> **WHAT IS BEING ASKED**
Make a tally of the lines in the records that include the string "screenshot", and give only that number.

(EXTRACTED MATERIAL)

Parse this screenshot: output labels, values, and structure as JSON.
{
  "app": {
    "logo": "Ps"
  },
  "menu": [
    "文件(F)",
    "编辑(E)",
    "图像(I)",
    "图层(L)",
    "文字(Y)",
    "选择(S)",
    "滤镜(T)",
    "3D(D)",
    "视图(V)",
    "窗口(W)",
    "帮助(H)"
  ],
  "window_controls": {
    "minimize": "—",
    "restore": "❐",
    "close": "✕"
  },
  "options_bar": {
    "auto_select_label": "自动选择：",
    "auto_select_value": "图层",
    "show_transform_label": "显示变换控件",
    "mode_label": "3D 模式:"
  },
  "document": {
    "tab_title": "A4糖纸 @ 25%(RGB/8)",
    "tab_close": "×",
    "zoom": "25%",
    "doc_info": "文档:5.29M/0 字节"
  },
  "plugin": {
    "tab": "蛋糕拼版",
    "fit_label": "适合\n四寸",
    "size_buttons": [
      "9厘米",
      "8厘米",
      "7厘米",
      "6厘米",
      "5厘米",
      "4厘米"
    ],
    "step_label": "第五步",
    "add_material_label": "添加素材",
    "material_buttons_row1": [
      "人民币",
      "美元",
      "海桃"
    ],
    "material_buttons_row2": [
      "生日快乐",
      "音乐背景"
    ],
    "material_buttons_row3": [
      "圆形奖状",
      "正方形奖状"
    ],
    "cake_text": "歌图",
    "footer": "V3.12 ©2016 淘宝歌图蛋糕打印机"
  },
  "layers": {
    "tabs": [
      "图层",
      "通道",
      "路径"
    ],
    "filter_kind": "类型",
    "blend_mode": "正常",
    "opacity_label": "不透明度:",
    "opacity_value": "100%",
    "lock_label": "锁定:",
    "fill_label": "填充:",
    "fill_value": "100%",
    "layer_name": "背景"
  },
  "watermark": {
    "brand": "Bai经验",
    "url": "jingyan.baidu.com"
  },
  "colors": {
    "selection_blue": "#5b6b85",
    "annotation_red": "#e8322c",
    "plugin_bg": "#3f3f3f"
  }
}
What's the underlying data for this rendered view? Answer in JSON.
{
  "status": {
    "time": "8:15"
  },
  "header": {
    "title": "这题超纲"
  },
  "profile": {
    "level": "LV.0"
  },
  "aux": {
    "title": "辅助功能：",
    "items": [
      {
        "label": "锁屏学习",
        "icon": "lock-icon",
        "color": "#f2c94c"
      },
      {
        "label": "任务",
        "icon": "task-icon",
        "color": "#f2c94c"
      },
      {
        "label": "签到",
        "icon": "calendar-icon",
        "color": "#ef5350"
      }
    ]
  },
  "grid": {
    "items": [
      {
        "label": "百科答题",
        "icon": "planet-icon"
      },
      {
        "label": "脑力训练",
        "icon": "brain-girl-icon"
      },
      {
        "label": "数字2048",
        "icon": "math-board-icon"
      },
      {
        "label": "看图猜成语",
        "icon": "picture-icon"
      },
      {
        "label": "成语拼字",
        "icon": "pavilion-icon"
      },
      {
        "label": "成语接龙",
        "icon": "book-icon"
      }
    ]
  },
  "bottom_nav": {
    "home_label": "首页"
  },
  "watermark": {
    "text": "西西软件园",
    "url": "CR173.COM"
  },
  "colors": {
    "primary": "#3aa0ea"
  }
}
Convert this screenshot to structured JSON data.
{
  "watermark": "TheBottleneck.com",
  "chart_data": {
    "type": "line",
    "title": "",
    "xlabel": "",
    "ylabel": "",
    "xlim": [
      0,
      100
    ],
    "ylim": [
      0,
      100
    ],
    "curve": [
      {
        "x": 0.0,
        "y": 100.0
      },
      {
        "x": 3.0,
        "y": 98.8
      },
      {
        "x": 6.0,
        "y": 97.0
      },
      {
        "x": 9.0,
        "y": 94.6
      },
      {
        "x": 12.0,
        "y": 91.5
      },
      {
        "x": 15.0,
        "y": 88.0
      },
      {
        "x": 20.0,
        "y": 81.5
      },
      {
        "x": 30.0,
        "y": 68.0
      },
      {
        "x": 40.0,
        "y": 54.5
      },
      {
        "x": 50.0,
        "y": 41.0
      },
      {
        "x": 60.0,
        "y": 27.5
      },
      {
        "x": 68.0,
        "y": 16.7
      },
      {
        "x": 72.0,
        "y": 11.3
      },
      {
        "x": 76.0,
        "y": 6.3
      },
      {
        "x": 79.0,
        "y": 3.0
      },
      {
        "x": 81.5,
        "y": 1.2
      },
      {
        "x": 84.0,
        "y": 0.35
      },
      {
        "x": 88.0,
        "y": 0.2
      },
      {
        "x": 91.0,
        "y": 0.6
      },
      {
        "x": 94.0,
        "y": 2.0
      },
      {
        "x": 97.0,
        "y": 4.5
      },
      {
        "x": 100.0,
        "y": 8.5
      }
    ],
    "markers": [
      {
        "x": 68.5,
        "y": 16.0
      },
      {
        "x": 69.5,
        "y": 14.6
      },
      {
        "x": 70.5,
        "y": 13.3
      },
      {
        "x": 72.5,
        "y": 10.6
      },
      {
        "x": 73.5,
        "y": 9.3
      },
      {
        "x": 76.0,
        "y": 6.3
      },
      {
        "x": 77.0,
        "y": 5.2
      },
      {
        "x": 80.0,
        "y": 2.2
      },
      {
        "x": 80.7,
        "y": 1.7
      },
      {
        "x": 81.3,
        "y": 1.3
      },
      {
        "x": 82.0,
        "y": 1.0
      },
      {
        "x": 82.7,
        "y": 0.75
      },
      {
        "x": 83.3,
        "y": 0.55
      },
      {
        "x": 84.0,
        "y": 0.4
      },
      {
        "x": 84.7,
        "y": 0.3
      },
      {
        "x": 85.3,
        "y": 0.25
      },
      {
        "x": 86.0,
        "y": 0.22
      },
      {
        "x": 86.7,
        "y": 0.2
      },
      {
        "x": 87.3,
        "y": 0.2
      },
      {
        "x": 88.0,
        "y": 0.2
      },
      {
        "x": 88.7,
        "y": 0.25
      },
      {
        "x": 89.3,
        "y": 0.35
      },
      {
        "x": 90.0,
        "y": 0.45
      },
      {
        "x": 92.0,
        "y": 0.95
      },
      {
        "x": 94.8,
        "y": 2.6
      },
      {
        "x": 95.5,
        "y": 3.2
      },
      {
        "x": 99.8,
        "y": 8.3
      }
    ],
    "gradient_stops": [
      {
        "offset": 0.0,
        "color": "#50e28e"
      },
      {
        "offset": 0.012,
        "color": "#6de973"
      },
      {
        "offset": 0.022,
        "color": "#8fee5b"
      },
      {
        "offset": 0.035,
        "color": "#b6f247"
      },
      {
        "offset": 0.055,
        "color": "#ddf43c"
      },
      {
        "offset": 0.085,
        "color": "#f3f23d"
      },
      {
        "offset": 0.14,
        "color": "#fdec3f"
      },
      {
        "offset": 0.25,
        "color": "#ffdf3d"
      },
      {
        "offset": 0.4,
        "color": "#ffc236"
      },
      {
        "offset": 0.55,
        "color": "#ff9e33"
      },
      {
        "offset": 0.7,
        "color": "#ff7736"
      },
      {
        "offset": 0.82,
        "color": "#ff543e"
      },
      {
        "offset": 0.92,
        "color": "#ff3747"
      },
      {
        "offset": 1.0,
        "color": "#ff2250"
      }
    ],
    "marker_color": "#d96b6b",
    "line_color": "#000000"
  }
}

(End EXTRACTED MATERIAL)

> **ANSWER**
2